▶ [ABOUT THIS EXERCISE]
In your copy, leave out the pictures and repeat every record exactly.

(Entries from a dataset of interfaces)
=== Section Start ===

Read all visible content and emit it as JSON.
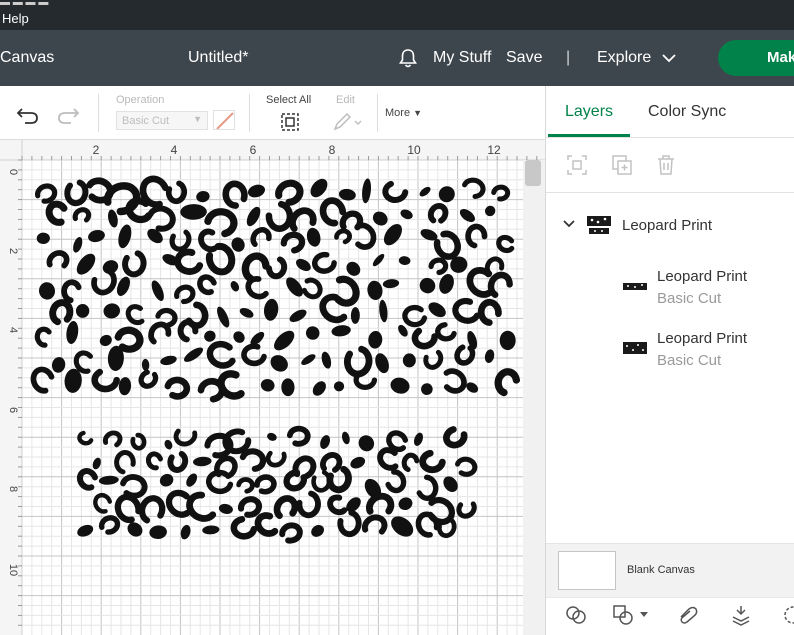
{
  "menubar": {
    "help_label": "Help"
  },
  "header": {
    "canvas_label": "Canvas",
    "doc_title": "Untitled*",
    "my_stuff_label": "My Stuff",
    "save_label": "Save",
    "divider": "|",
    "explore_label": "Explore",
    "make_label": "Mak"
  },
  "toolbar": {
    "operation_label": "Operation",
    "operation_value": "Basic Cut",
    "select_all_label": "Select All",
    "edit_label": "Edit",
    "more_label": "More"
  },
  "ruler": {
    "top_ticks": [
      "2",
      "4",
      "6",
      "8",
      "10",
      "12"
    ],
    "left_ticks": [
      "0",
      "2",
      "4",
      "6",
      "8",
      "10"
    ]
  },
  "panel": {
    "tabs": [
      {
        "label": "Layers",
        "active": true
      },
      {
        "label": "Color Sync",
        "active": false
      }
    ],
    "group": {
      "name": "Leopard Print"
    },
    "layers": [
      {
        "name": "Leopard Print",
        "operation": "Basic Cut"
      },
      {
        "name": "Leopard Print",
        "operation": "Basic Cut"
      }
    ],
    "blank_canvas_label": "Blank Canvas"
  },
  "colors": {
    "accent": "#00824a",
    "header_bg": "#3e464d",
    "menubar_bg": "#252a2e",
    "grid_line": "#d6d6d6",
    "ruler_bg": "#f5f5f5",
    "print_fill": "#111111"
  }
}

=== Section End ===

▶ [SOLVED PROBLEM]
Read all visible content and emit it as JSON.
{
  "menubar": {
    "help_label": "Help"
  },
  "header": {
    "canvas_label": "Canvas",
    "doc_title": "Untitled*",
    "my_stuff_label": "My Stuff",
    "save_label": "Save",
    "divider": "|",
    "explore_label": "Explore",
    "make_label": "Mak"
  },
  "toolbar": {
    "operation_label": "Operation",
    "operation_value": "Basic Cut",
    "select_all_label": "Select All",
    "edit_label": "Edit",
    "more_label": "More"
  },
  "ruler": {
    "top_ticks": [
      "2",
      "4",
      "6",
      "8",
      "10",
      "12"
    ],
    "left_ticks": [
      "0",
      "2",
      "4",
      "6",
      "8",
      "10"
    ]
  },
  "panel": {
    "tabs": [
      {
        "label": "Layers",
        "active": true
      },
      {
        "label": "Color Sync",
        "active": false
      }
    ],
    "group": {
      "name": "Leopard Print"
    },
    "layers": [
      {
        "name": "Leopard Print",
        "operation": "Basic Cut"
      },
      {
        "name": "Leopard Print",
        "operation": "Basic Cut"
      }
    ],
    "blank_canvas_label": "Blank Canvas"
  },
  "colors": {
    "accent": "#00824a",
    "header_bg": "#3e464d",
    "menubar_bg": "#252a2e",
    "grid_line": "#d6d6d6",
    "ruler_bg": "#f5f5f5",
    "print_fill": "#111111"
  }
}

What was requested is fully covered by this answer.